This experience led me to create the Reclaiming Your Voice on the Page class, because if you’re like me, you too have been taught that you have to write a certain way that negates your cultural influences and verbal tics and everything that makes you you.
I get it. It was done to me too and I’ve written about it. It has become one of my missions as a writer and educator to help writers learn to write in their own distinctive voices, because that’s where your power is.
You don’t have to write like Hemingway or Poe. You can and should write like yourself. But what does that even mean? Come find out on Wednesday, June 15th, 7-9pm EST. Price of class is $30.
This coming weekend, on June 18th, I’m back in the city, but this time it’s for you, the writers!
I miss teaching in person.
I miss seeing your faces, laughing with you, learning from you.
I miss watching writers hunched over their journals, faces tight with concentration.

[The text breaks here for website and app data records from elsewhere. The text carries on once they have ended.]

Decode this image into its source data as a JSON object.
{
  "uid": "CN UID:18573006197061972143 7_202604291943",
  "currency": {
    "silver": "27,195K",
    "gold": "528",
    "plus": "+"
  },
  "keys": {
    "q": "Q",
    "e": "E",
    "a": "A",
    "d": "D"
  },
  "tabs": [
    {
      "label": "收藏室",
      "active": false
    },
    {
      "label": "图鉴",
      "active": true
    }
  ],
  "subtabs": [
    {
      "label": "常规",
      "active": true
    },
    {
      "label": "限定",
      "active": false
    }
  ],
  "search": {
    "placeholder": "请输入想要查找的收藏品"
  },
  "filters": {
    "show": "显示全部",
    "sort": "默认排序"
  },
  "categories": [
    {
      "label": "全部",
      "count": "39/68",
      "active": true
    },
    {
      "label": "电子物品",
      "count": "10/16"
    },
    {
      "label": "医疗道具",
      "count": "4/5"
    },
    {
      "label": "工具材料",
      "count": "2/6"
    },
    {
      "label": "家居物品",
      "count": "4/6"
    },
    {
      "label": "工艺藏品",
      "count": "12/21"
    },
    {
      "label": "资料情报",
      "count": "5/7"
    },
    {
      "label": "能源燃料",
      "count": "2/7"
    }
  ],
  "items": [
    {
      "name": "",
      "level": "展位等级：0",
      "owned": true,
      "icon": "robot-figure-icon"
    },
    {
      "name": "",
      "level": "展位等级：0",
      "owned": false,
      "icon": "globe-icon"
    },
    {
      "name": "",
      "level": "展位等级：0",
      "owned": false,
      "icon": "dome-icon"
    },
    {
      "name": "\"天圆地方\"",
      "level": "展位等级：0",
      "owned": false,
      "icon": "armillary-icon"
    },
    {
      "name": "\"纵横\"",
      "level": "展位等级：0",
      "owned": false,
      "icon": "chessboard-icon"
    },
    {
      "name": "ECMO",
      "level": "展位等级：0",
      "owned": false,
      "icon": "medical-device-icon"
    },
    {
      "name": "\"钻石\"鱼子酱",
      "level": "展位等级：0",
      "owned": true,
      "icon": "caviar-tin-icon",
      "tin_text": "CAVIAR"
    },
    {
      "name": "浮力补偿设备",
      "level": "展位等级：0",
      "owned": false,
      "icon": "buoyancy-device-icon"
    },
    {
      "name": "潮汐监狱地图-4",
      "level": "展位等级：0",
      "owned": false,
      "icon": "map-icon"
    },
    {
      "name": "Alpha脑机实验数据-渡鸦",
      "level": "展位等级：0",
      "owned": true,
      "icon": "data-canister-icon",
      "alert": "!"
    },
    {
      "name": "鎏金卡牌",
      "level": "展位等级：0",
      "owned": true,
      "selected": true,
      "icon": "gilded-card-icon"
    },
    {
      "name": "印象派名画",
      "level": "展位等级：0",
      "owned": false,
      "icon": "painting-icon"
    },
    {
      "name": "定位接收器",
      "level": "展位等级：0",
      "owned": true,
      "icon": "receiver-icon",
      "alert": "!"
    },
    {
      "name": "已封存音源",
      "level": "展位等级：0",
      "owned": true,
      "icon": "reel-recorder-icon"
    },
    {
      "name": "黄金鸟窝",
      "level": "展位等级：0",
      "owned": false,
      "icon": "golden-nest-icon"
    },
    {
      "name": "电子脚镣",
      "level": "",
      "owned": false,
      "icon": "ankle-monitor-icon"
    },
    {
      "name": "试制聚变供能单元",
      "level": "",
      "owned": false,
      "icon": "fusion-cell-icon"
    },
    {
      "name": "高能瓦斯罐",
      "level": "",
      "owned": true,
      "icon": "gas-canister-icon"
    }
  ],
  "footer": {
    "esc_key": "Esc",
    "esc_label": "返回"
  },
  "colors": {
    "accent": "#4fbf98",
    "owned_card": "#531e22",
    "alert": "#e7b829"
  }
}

I used to facilitate these Writing Our Lives in the Park sessions annually, but Covid put a stop to that. This weekend, we’re taking it back to the woods.
When? June 18th, 2022, 11:30am-5pm (rain date: June 19th)
Where? Inwood Hill Park, 207th Street and Seaman Avenue (on Manhattan Island)
Price? Sliding scale $30-50
Vanessa and Writing Our Lives are busy in the coming days! On June 21st, Writing for the Seasons is back for the Summer Solstice. (These two hour online writing sessions are scheduled for the first day of each season: Spring, Summer, Fall and Winter.)
The theme of this class is FREEDOM, since the summer means the kids are out of school, summer Fridays (if you’re lucky) are in full effect, we can liberate ourselves of all those layers of clothes, and we are free to venture out into the warm world, the beaches, parks, lakes, festivals, etc. (in a COVID safe way, please).
A few days before the class, I will send participants a list of readings, inspired by summer and the theme of FREEDOM. These readings will serve to inspire and lead us into writing prompts I will provide on June 21st, 7-9pm EST.
I’ll be announcing more classes in the next newsletter including a new one day Writing the Mother Wound Intensive on July 30th. More info on that here.
I hope to see you in an upcoming class. Let’s write together!